1. A negative image has an inverse, the monochrome positive. The image stays the same, but the black and white tones exchange places.
2. In the studio, she photographs dreams. She constructs images that can never exist outside of the frame. Through meticulous composition, she makes the space where a woman’s shoulder meets her torso into a folded petal. She lights the image to a pure, bright white. The model’s body bent forward as if in prayer seems to glow from within, carrying flame like a calla lily.
3. Outside, a layer of silence covers Paris like snow. In the street, she finds only nightmares. These are real. A typewriter smashed against pavement, its misaligned keys like fingertips stretched out supplicant.
4. In the image of the nude woman bent forward, the edges of her body are softened, the affect a halo. It looks accidental. It isn’t.
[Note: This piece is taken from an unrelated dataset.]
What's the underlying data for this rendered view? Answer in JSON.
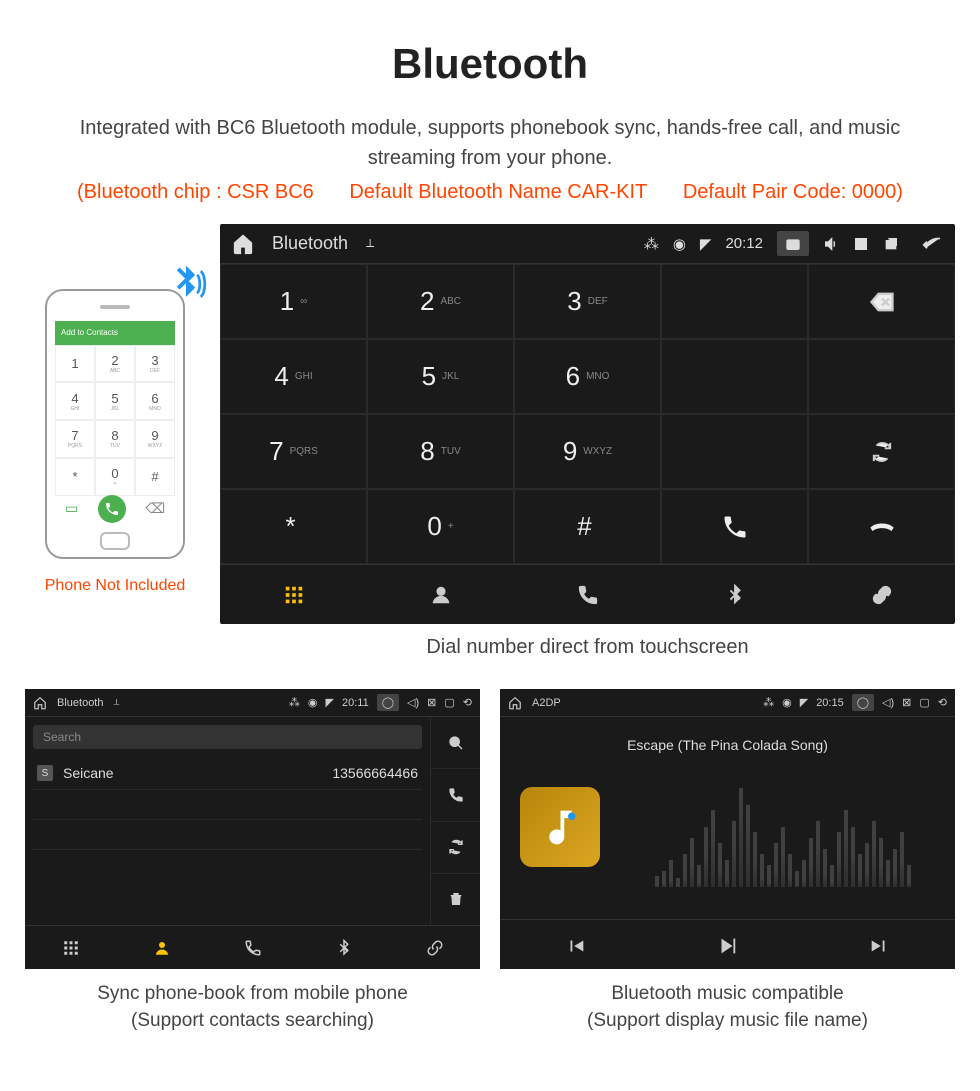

5. This is how it happens. Three years before, the photographer watches an image bloom out of nothing, her eyes accustomed to the darkness of her studio, when she feels the pressure of something living traverse her ankle. An animal? Without thinking, she turns on the lights, risking the image. But instead of being destroyed, the background, black, exposed, comes right up to the edge of the body, lit, in the foreground. The image cannot heal together, so it becomes something else instead.
6. Three years later, explosives are rigged at the base of a cathedral.
7. In the darkroom, she burns soft edges onto the resin paper during a moment of exposure to light.
Megan Burbank is a writer and visual artist living in Chicago, and the author of Notes on Lee Miller, forthcoming from Dancing Girl Press in 2013. She is an MFA candidate in creative writing at the School of the Art Institute, where she also teaches art school freshmen about pop cultural tropes and cruelty. Her poetry, prose, and reporting appear in print and online at elimae, Pank Magazine’s “This Modern Writer” essay series, and The Stranger.